THE PROBLEM: Within the records, which lines hold the string "JSON"? Report each one by copying it.

━━ DATA FOR THE TASK

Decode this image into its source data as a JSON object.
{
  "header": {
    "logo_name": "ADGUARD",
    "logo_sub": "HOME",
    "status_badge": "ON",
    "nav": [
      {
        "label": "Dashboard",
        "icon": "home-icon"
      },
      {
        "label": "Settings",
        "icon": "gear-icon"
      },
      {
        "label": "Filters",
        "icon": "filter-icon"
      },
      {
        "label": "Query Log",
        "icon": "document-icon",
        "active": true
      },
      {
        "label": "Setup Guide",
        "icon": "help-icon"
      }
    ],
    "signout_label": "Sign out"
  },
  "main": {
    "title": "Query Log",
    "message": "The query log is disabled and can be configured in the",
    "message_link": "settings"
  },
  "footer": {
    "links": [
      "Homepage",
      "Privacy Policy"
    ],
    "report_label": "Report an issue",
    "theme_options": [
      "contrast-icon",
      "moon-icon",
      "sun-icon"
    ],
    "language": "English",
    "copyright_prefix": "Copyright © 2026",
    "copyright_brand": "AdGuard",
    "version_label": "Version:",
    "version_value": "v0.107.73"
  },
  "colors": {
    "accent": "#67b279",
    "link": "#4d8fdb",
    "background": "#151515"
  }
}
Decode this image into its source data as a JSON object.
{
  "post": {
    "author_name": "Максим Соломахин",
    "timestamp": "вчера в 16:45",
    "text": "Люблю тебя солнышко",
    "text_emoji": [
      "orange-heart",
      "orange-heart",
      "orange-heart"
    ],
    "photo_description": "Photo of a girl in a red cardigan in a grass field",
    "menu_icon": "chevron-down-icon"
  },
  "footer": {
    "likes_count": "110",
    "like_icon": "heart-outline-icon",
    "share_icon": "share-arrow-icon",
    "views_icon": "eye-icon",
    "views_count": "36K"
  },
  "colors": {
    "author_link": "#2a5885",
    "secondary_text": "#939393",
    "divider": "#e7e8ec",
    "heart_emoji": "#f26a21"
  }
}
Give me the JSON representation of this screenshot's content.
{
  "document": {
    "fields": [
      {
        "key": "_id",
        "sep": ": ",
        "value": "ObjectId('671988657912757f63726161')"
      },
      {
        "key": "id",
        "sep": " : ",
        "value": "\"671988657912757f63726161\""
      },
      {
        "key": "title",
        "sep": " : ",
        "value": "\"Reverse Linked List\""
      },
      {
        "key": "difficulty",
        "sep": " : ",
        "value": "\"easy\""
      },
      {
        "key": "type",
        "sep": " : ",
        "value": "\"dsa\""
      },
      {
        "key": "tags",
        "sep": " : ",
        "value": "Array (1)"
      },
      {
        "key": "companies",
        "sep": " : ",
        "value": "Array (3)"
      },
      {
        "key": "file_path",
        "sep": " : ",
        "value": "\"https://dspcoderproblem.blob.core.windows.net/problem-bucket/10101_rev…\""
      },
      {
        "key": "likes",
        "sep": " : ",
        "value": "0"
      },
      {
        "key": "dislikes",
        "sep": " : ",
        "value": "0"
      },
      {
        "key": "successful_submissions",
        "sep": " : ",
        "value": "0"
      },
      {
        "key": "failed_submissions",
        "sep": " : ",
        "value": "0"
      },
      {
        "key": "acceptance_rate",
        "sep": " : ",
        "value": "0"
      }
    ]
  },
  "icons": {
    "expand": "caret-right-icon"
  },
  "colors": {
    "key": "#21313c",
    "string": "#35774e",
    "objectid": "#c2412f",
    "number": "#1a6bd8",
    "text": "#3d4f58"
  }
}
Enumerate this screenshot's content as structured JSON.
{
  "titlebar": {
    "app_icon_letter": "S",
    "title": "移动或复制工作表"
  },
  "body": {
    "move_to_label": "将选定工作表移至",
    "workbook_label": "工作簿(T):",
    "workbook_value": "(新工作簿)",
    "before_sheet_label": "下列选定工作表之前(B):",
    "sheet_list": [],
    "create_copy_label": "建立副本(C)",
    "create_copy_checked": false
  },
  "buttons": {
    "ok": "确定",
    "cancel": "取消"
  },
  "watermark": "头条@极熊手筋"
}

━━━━

REPLY:
Decode this image into its source data as a JSON object.
Decode this image into its source data as a JSON object.
Give me the JSON representation of this screenshot's content.
Enumerate this screenshot's content as structured JSON.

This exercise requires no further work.